Data records for software interfaces:
********

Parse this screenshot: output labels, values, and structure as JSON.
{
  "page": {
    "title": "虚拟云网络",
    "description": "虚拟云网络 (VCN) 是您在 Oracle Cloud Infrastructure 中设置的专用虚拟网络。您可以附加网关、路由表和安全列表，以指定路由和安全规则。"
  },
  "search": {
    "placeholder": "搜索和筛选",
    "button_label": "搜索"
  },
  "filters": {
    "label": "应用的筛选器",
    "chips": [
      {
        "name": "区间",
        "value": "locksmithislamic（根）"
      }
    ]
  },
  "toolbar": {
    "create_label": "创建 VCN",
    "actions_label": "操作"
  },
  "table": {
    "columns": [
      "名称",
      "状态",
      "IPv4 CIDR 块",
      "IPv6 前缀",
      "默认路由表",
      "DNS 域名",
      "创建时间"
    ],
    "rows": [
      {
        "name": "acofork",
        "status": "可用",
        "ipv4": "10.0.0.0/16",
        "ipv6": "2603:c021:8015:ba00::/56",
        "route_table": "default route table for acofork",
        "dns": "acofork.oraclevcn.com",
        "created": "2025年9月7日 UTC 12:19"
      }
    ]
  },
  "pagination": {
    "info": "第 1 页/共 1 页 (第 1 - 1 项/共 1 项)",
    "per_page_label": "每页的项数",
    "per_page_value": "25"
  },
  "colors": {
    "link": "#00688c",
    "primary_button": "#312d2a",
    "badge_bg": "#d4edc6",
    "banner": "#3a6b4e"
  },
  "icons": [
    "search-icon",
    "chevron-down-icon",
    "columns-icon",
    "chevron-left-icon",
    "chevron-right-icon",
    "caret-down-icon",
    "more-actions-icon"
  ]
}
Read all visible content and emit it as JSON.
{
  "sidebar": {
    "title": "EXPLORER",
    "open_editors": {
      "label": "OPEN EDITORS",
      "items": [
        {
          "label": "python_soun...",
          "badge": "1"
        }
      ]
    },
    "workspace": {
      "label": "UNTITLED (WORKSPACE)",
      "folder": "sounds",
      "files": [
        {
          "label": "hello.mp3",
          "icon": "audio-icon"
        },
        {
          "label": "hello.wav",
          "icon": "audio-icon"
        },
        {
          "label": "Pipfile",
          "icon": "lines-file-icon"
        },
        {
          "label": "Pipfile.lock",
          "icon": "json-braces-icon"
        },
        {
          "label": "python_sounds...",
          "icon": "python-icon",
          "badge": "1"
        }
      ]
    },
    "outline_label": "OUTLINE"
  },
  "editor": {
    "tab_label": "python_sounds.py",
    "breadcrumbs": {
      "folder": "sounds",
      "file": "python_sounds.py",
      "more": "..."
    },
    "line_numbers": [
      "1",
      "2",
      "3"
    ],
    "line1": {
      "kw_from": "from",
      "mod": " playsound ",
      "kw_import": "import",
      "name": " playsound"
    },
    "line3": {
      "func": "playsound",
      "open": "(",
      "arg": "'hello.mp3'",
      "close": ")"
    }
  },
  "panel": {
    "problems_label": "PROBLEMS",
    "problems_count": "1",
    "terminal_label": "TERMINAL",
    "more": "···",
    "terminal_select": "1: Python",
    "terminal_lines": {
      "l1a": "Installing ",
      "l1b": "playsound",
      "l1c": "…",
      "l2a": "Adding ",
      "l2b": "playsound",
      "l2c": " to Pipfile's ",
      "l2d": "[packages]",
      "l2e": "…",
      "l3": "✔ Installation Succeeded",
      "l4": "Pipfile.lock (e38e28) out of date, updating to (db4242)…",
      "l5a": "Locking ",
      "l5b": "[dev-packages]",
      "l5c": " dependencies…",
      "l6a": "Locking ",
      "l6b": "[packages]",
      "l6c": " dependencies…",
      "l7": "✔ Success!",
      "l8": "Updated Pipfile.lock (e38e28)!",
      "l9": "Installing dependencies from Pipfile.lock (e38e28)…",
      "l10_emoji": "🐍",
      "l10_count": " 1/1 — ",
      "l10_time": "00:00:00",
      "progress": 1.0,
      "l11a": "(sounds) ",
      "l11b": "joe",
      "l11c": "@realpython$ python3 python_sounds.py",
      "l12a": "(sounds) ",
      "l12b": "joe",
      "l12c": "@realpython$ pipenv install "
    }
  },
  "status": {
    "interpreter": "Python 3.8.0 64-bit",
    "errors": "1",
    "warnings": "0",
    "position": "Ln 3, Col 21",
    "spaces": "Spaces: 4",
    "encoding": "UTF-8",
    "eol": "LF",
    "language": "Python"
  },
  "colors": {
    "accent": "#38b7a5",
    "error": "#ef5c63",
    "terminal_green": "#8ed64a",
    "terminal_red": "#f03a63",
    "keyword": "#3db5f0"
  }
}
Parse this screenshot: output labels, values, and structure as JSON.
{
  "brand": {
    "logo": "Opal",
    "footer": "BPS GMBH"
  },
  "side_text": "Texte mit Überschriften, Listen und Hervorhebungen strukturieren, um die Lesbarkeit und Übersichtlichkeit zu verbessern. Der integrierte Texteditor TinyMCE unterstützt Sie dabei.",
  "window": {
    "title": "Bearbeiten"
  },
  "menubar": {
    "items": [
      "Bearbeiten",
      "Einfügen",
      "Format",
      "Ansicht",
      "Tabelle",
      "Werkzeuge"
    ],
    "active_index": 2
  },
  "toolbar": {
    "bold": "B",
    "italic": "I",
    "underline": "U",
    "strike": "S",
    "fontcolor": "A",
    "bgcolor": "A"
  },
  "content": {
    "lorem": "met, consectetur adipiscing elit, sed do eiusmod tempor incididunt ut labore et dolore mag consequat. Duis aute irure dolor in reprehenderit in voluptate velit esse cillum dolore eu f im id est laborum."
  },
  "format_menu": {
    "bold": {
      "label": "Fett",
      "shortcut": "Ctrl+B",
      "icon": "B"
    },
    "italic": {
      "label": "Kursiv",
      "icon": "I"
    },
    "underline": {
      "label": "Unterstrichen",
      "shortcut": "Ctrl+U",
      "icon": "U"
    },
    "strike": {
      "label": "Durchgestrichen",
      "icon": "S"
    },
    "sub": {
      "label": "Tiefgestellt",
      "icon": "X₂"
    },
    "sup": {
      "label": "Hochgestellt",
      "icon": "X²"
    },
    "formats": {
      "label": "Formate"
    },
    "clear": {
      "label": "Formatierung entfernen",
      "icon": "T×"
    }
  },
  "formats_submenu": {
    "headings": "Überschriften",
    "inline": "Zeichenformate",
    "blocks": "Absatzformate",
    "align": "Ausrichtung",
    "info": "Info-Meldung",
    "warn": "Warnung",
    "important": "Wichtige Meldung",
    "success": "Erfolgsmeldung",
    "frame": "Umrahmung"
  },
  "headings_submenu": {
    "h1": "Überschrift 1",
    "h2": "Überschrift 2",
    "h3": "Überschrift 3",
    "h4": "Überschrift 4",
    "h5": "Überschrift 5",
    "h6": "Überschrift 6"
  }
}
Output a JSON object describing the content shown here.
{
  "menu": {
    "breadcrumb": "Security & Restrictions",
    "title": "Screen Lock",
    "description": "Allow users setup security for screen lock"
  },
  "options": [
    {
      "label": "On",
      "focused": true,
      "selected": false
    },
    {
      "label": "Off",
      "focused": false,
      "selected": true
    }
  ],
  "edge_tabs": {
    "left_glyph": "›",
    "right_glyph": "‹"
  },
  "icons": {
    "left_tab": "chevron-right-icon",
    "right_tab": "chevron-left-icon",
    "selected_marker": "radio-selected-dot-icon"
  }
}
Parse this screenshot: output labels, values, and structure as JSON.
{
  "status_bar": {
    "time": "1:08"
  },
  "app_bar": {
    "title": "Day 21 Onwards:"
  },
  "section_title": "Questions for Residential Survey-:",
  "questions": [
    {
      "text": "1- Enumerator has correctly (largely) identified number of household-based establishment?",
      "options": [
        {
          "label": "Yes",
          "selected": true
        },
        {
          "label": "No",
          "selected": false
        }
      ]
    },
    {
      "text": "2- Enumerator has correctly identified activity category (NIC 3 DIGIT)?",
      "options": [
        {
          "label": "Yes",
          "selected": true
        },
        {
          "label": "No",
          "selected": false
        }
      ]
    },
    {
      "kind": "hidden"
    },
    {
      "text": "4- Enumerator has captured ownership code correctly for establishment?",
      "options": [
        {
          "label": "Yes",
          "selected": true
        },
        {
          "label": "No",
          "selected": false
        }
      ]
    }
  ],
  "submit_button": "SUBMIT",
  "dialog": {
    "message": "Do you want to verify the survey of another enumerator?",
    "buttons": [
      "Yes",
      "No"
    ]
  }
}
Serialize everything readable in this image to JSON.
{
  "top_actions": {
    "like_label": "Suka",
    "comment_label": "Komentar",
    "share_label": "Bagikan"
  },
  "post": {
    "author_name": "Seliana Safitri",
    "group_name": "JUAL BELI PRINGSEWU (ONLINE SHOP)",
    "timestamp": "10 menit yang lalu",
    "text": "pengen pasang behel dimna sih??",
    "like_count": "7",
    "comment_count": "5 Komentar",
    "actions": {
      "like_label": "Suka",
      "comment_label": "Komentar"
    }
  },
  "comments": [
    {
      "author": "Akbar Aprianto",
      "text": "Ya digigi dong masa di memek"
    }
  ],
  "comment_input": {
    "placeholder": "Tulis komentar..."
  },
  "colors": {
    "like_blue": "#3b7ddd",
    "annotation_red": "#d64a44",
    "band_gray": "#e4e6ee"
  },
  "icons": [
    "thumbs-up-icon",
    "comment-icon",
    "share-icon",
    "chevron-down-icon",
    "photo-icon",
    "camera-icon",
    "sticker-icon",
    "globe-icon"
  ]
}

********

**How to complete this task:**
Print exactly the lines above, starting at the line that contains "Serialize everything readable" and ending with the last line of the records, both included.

**Answer for this exercise:**
Serialize everything readable in this image to JSON.
{
  "top_actions": {
    "like_label": "Suka",
    "comment_label": "Komentar",
    "share_label": "Bagikan"
  },
  "post": {
    "author_name": "Seliana Safitri",
    "group_name": "JUAL BELI PRINGSEWU (ONLINE SHOP)",
    "timestamp": "10 menit yang lalu",
    "text": "pengen pasang behel dimna sih??",
    "like_count": "7",
    "comment_count": "5 Komentar",
    "actions": {
      "like_label": "Suka",
      "comment_label": "Komentar"
    }
  },
  "comments": [
    {
      "author": "Akbar Aprianto",
      "text": "Ya digigi dong masa di memek"
    }
  ],
  "comment_input": {
    "placeholder": "Tulis komentar..."
  },
  "colors": {
    "like_blue": "#3b7ddd",
    "annotation_red": "#d64a44",
    "band_gray": "#e4e6ee"
  },
  "icons": [
    "thumbs-up-icon",
    "comment-icon",
    "share-icon",
    "chevron-down-icon",
    "photo-icon",
    "camera-icon",
    "sticker-icon",
    "globe-icon"
  ]
}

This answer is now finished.